=== Goal of the exercise ===
In the data below, which lines hold "header"? Copy every one.
··· Extracted data
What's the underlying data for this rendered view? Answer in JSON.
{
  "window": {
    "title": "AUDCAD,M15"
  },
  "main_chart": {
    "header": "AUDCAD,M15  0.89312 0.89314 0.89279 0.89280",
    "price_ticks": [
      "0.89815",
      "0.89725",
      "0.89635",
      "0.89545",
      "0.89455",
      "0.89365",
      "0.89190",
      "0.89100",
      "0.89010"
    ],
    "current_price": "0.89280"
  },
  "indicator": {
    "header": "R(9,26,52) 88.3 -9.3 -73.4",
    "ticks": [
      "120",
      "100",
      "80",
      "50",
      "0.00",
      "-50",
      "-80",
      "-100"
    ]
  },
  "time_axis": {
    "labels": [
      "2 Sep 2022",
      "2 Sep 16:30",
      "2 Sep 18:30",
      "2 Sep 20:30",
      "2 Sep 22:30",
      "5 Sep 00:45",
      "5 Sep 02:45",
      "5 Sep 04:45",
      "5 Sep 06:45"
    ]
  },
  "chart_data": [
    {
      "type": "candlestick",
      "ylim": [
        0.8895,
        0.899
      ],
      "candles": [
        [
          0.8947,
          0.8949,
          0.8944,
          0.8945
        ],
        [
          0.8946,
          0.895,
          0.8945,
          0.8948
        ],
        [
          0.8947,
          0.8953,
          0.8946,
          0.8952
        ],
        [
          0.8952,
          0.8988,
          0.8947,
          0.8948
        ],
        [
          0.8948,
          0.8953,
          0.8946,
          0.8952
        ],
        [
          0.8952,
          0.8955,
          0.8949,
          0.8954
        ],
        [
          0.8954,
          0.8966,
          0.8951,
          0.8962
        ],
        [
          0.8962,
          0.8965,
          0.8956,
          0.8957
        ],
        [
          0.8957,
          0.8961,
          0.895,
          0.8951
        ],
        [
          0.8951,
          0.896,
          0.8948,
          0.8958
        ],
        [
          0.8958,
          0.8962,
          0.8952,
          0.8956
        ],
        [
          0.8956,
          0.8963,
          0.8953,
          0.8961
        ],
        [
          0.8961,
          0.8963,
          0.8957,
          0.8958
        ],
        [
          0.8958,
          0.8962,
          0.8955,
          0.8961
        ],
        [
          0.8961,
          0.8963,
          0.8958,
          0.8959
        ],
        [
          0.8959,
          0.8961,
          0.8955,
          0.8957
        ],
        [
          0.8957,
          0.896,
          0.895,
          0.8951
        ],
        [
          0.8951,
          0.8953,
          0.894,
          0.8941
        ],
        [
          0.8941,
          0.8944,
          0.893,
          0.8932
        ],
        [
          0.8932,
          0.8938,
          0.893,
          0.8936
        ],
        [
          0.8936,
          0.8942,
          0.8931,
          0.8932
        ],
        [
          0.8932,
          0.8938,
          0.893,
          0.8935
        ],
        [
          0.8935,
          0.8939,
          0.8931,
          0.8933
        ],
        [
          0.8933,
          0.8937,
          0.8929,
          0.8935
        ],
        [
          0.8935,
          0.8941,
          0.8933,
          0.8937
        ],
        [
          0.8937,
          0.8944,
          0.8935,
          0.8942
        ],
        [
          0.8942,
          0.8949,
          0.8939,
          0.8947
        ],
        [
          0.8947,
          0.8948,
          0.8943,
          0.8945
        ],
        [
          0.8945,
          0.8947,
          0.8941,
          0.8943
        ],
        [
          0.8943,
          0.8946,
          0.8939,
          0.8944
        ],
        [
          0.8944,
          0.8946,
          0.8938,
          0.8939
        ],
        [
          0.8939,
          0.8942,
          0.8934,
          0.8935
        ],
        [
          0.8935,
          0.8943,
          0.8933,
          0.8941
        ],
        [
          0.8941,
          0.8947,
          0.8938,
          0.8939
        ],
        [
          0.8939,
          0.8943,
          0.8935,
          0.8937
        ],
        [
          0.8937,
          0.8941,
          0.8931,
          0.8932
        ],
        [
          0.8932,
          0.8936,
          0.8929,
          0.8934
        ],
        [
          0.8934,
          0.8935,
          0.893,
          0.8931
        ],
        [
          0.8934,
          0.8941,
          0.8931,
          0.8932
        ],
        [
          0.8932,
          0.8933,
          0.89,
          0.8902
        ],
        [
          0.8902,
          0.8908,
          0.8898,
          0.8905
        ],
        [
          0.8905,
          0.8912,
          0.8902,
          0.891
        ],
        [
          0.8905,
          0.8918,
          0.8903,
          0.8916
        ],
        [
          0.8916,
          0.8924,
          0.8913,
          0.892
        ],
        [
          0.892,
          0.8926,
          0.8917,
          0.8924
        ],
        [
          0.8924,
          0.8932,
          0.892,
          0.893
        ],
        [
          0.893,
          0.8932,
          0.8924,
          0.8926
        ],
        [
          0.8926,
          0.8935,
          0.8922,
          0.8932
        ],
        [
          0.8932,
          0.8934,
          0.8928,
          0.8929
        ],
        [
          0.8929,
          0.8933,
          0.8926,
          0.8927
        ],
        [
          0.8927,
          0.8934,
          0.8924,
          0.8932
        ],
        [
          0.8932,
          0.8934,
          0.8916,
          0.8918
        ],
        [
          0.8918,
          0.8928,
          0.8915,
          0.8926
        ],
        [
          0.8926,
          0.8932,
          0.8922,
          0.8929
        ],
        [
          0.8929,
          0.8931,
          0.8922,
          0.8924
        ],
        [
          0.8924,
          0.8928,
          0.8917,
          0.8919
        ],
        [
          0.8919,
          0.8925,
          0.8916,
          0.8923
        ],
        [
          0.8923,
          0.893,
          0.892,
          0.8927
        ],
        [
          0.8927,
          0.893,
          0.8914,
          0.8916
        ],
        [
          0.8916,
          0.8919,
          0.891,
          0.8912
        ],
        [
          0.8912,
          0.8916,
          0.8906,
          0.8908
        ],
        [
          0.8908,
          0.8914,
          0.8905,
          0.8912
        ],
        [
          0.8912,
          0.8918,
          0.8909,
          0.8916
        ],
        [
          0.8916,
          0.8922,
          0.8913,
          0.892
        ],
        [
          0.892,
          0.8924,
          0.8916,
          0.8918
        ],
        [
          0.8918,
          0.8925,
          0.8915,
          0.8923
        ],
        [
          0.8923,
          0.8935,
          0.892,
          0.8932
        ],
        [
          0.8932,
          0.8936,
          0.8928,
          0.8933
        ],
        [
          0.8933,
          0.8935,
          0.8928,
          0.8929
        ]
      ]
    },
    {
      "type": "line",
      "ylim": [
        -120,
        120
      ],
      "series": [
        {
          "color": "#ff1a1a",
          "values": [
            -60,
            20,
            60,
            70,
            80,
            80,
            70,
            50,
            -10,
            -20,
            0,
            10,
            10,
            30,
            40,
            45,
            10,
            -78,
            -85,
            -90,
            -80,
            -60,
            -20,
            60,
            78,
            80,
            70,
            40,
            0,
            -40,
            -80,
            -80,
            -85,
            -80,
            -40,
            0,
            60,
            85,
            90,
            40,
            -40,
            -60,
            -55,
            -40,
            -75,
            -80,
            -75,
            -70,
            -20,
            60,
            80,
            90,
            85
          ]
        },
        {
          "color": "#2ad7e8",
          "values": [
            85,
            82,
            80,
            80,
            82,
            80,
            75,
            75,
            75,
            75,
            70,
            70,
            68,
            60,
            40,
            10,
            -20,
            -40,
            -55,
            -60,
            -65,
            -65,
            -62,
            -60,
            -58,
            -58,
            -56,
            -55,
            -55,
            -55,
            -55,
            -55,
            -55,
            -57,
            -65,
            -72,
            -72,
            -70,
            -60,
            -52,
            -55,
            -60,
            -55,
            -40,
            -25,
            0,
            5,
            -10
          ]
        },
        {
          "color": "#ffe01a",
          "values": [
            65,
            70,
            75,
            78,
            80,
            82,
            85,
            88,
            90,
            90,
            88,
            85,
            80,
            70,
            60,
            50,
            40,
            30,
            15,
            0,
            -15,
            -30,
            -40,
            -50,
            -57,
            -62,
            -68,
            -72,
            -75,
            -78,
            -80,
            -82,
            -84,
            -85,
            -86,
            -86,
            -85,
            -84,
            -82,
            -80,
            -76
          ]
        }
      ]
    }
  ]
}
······
=== Task solution ===
    "header": "AUDCAD,M15  0.89312 0.89314 0.89279 0.89280",
    "header": "R(9,26,52) 88.3 -9.3 -73.4",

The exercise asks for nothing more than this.